In a short post yesterday on my personal blog, Mr Rudd's budget deficit, I expressed some concern about the forecast size of the Australian budget deficit, setting this in the context of some of my previous views. In this post, I want to stand back a little and just muse about future economic directions.
My main reading time - I call it train reading - is travelling to or from work. Just at present much of this has been focused on local history. I am trying to make real progress on my long held dream of writing a full history of Australia's New England. This has been a personal target for a very long time, and I am beginning to feel that if I don't complete it now I never will.
In the midst of my local history I took a break to read Robert L Heilbroners' The Worldly Philosophers:The Lives, Times and Ideas of Great Economic Thinkers (Touchstone, New York, revised seventh edition, 1999). I enjoyed this book. He really writes well. But it also reminded me how much economics is a creature of its time.
One of my key points in thinking about Australian economic policy is a simple one. Australia is too small to affect the global economy in any real way. We can only mange our response to global changes. I am wondering a little if the Australian Government has this sufficiently in mind.
During the week an Australian economist, I think it was Barry Hughes but only saw the reference in passing, made the very sensible point that we should not conflate output and sales.
The savage downturn in global production means that inventories, stocks, have been falling. This could only go so far before production started to turn up to meet base demand. I think that this is now happening, hence the many references to green shoots. However, this does not mean that sales are or will increase. We may, and this is the link to Helbroner, simply move to a lower equilibrium level.
The various global stimulation measures are intended not just to ease the downturn, but also to prevent the lower equilibrium by increasing sales, thus starting a real recovery. Frankly, I am coming to fear that we would have been better off letting the downturn bite and then inflating. I say this because the size of the stimulus packages is likely to leave many Governments' greatly enfeebled. The risk is a return to the 1970s.
Since September the Australian economy has performed much as I expected, although both the loss of domestic confidence and the size of the global downturn has been greater than I expected.
I said from the beginning that the key thing that I was watching was Australia's international trading position.
Our balance of trade in goods and services went positive at just the time we needed. We needed this, among other things, to give Government greater room to move.
The value of our currency also declined as just the right time. I thought that this was silly and said so because it did not reflect the fundamentals. Still, it did help from a narrow domestic viewpoint. Since then the Oz dollar has appreciated, if more against the US dollar than the Trade Weighted Index. The second is important because it is a broader measure.

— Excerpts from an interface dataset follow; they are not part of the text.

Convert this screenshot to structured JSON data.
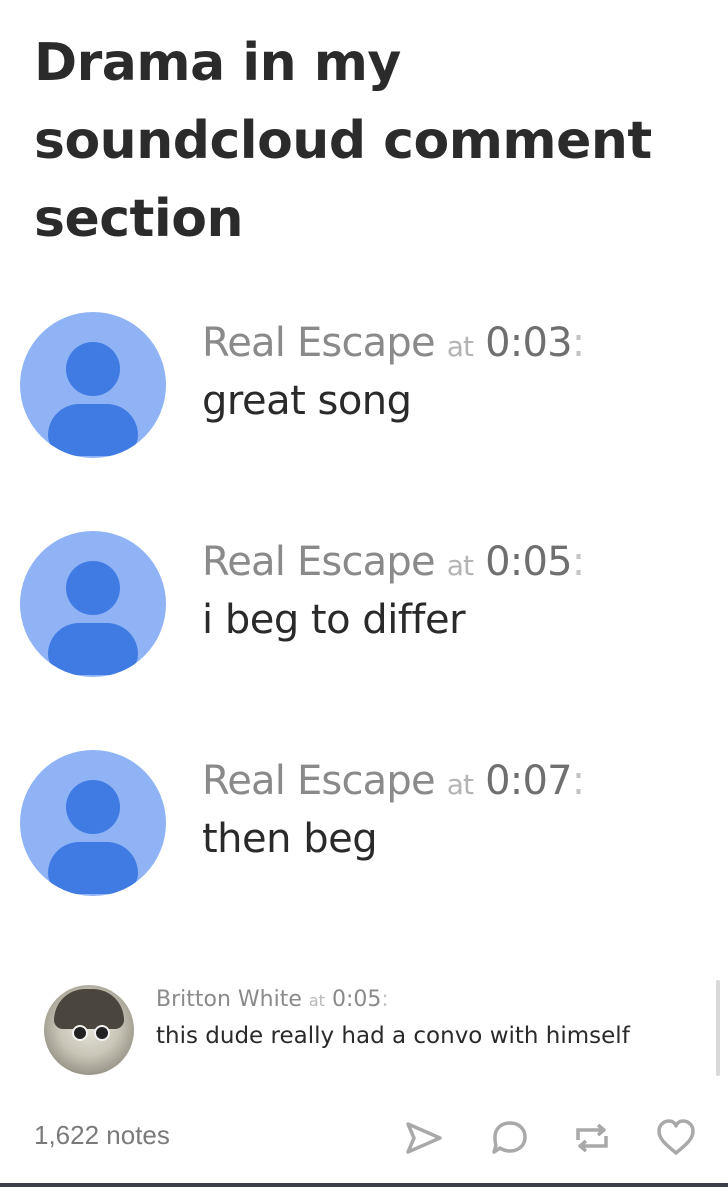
{
  "post": {
    "title": "Drama in my soundcloud comment section",
    "notes_count": "1,622 notes"
  },
  "comments": [
    {
      "author": "Real Escape",
      "at": "at",
      "time": "0:03",
      "colon": ":",
      "text": "great song"
    },
    {
      "author": "Real Escape",
      "at": "at",
      "time": "0:05",
      "colon": ":",
      "text": "i beg to differ"
    },
    {
      "author": "Real Escape",
      "at": "at",
      "time": "0:07",
      "colon": ":",
      "text": "then beg"
    }
  ],
  "reply": {
    "author": "Britton White",
    "at": "at",
    "time": "0:05",
    "colon": ":",
    "text": "this dude really had a convo with himself"
  },
  "actions": {
    "share_icon": "send-icon",
    "reply_icon": "speech-bubble-icon",
    "reblog_icon": "reblog-icon",
    "like_icon": "heart-icon"
  },
  "colors": {
    "avatar_bg": "#8fb3f5",
    "avatar_fg": "#3f7be3",
    "icon": "#a9a9a9"
  }
}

The balance of trade in goods and services for March actually showed a further strengthening.
I was trying to explain to a friend why this was important. Like the US, Australia was living above its means. This was reflected in low savings and a deficit on the current account.

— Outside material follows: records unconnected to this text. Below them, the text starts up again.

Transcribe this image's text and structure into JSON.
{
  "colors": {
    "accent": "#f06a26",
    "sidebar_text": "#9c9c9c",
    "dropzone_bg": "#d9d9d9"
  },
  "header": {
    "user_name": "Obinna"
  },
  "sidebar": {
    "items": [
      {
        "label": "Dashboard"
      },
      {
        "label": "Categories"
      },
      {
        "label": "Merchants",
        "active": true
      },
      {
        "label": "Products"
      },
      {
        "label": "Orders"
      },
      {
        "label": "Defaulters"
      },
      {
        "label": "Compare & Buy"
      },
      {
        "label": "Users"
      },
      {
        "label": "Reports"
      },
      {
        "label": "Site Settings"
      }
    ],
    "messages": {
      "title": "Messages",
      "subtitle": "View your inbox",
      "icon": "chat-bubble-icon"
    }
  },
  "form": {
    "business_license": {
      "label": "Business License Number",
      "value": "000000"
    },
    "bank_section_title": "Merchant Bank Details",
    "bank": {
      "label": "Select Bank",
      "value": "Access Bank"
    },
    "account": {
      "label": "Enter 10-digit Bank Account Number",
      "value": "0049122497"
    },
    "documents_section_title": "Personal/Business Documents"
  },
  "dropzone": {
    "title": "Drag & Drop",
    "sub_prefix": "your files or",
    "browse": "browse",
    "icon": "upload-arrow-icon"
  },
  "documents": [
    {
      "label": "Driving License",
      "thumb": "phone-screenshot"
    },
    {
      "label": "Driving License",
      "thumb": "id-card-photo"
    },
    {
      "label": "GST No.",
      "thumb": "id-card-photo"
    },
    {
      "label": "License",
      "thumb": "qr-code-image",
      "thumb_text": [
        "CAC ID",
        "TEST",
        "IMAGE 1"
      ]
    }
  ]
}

You can see this in the attached graph from the Australian Bureau of Statistics. back in 2007 we were in deep deficit. Had this continued, the adjustment impact of the downturn on Australia would have been very harsh.
The change in performance since then has been quite remarkable. Yes, the mineral boom helped, and we are being affected as existing contracts near their end. But we still have a real buffer.
We have in fact done a fair bit better than I expected. One of my concerns was that Government stimulus measures would spin over into deficit on the trade account. So far we have avoided this, in part because of an increase on exports of agricultural products. In global terms, this is a very good performance.
Now look at the next graph. This shows volume retail sales expressed in trend terms on a quarterly basis. Remarkable, isn't it, given the global downturn? You wouldn't know from this graph that Australia was in quite a deep downturn. You can see why I was worried about the trade figures in the context of the stimulus measures.
I have an absolutely dreadful forecasting. Based on savings rates and asset prices I forecast the latest downturn two years before it happened! Still, what can we say?
My feeling is that the global recession is bottoming because of the production/inventory cycle. So we are then going to see an up-tick in purchases and production. What happens then depends upon other things.
There is a fair bit of surplus capacity around, so this upturn will not immediately translate into sustained growth. However, there is a lot of Government capital spend starting to come on line. This will push demand.
This is where my thinking gets very unclear. I need to think some more!